Owning a house obviously wasn’t enough to make me want to keep dating Peter. Like I said, he was kind of a condescending dick. But I observed in Peter a quality that I knew I wanted in the next guy I dated seriously: He wasn’t afraid of commitment.

At this point you might want to smack me and say: “Are you seriously just another grown woman talking about how she wants a man who isn’t afraid of commitment?” Let me explain! I’m not talking about commitment to romantic relationships. I’m talking about commitment to things—houses, jobs, neighborhoods. Paying a mortgage. When men hear women want a commitment, they think it means commitment to a romantic relationship, but that’s not it. It’s a commitment to not floating around anymore. I want a guy who is entrenched in his own life. Entrenched is awesome.
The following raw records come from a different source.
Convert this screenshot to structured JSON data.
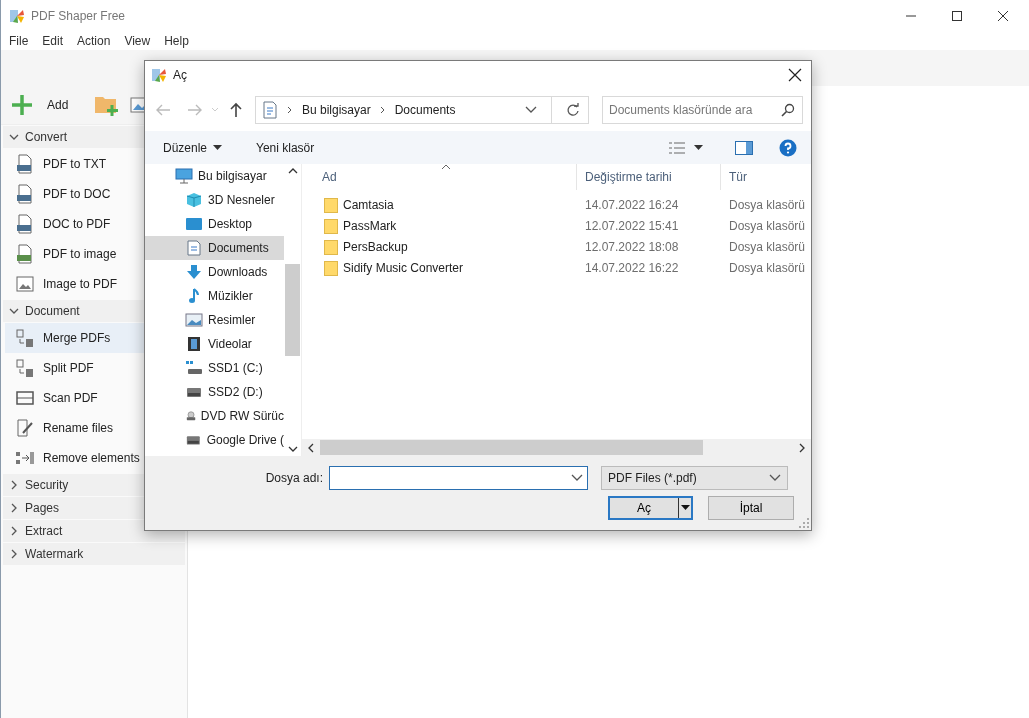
{
  "app": {
    "title": "PDF Shaper Free",
    "menu": [
      "File",
      "Edit",
      "Action",
      "View",
      "Help"
    ],
    "toolbar": {
      "add_label": "Add"
    }
  },
  "sidebar": {
    "groups": [
      {
        "label": "Convert",
        "expanded": true,
        "items": [
          {
            "label": "PDF to TXT",
            "kind": "txt",
            "selected": false
          },
          {
            "label": "PDF to DOC",
            "kind": "doc",
            "selected": false
          },
          {
            "label": "DOC to PDF",
            "kind": "word",
            "selected": false
          },
          {
            "label": "PDF to image",
            "kind": "jpg",
            "selected": false
          },
          {
            "label": "Image to PDF",
            "kind": "image",
            "selected": false
          }
        ]
      },
      {
        "label": "Document",
        "expanded": true,
        "items": [
          {
            "label": "Merge PDFs",
            "kind": "merge",
            "selected": true
          },
          {
            "label": "Split PDF",
            "kind": "split",
            "selected": false
          },
          {
            "label": "Scan PDF",
            "kind": "scan",
            "selected": false
          },
          {
            "label": "Rename files",
            "kind": "rename",
            "selected": false
          },
          {
            "label": "Remove elements",
            "kind": "remove",
            "selected": false
          }
        ]
      },
      {
        "label": "Security",
        "expanded": false
      },
      {
        "label": "Pages",
        "expanded": false
      },
      {
        "label": "Extract",
        "expanded": false
      },
      {
        "label": "Watermark",
        "expanded": false
      }
    ]
  },
  "dialog": {
    "title": "Aç",
    "path": [
      "Bu bilgisayar",
      "Documents"
    ],
    "search": {
      "placeholder": "Documents klasöründe ara"
    },
    "commands": {
      "organize": "Düzenle",
      "new_folder": "Yeni klasör"
    },
    "tree": [
      {
        "label": "Bu bilgisayar",
        "selected": false,
        "children": [
          {
            "label": "3D Nesneler",
            "kind": "cube",
            "selected": false
          },
          {
            "label": "Desktop",
            "kind": "desktop",
            "selected": false
          },
          {
            "label": "Documents",
            "kind": "documents",
            "selected": true
          },
          {
            "label": "Downloads",
            "kind": "downloads",
            "selected": false
          },
          {
            "label": "Müzikler",
            "kind": "music",
            "selected": false
          },
          {
            "label": "Resimler",
            "kind": "pictures",
            "selected": false
          },
          {
            "label": "Videolar",
            "kind": "videos",
            "selected": false
          },
          {
            "label": "SSD1 (C:)",
            "kind": "system-drive",
            "selected": false
          },
          {
            "label": "SSD2 (D:)",
            "kind": "drive",
            "selected": false
          },
          {
            "label": "DVD RW Sürüc",
            "kind": "dvd",
            "selected": false
          },
          {
            "label": "Google Drive (",
            "kind": "drive",
            "selected": false
          }
        ]
      }
    ],
    "columns": [
      "Ad",
      "Değiştirme tarihi",
      "Tür"
    ],
    "rows": [
      {
        "name": "Camtasia",
        "date": "14.07.2022 16:24",
        "type": "Dosya klasörü"
      },
      {
        "name": "PassMark",
        "date": "12.07.2022 15:41",
        "type": "Dosya klasörü"
      },
      {
        "name": "PersBackup",
        "date": "12.07.2022 18:08",
        "type": "Dosya klasörü"
      },
      {
        "name": "Sidify Music Converter",
        "date": "14.07.2022 16:22",
        "type": "Dosya klasörü"
      }
    ],
    "filename": {
      "label": "Dosya adı:"
    },
    "filter": "PDF Files (*.pdf)",
    "buttons": {
      "open": "Aç",
      "cancel": "İptal"
    }
  }
}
So I’m into men now, even though they can be frightening. I want a schedule-keeping, waking-up-early, wallet-carrying, picture-hanging man. I don’t care if he takes prescription drugs for cholesterol or hair loss. (I don’t want that, but I can handle it. I’m a grown-up too.)

I know I’m only marginally qualified to be giving advice. I’m not married, I frequently use my debit card to buy things that cost less than three dollars, and my bedroom is so untidy it looks like vandals ransacked the Anthropologie sale section. I’m kind of a mess. I did, however, fulfill a childhood dream of writing, producing and acting in television and movies. Armed with that confidence, alongside a lifelong love of the sound of my own voice, I’m giving you this bit of wisdom: When you turn 30—maybe even before—a fun thing to try is dating men. It’ll be like freshly ground peanut butter, times a million.

Here's to men!


Jaime Van Hoose Steele said...

Here's to men!! Honestly that is what turned me onto Scott so much. He owned a home and had a kid...and for some reason I thought that was the sexiest thing in the world! He was responsible and not just trying to get in my pants but actually date me! Men are amazing!!
Also, I'm loving these celeb books I've been reading lately. I really want to get the one Betty White wrote next :-)

Andrea Jolene said...

Men really are the best! Though Scott still has that childish love for BYU. He should really grow up;) j/k. CELEB BOOKS! I need to borrow BossyPants from you.

Jessica said...

Omg YES. I've been mocked for year because of my manly crushes. I can't help it that I'm only attracted to men like Javier Bardem or beefy operatic baritones like Rene Pape.

Although I still say things like "omg" so maybe I'm not quite ready to make the leap from dating boys to dating men...

Thanks for sharing! I love Mindy Kaling! (and I feel like my bedroom probably looks exactly like hers...shame)

Andrea Jolene said...

oh Javier Bardem! Goooooood one!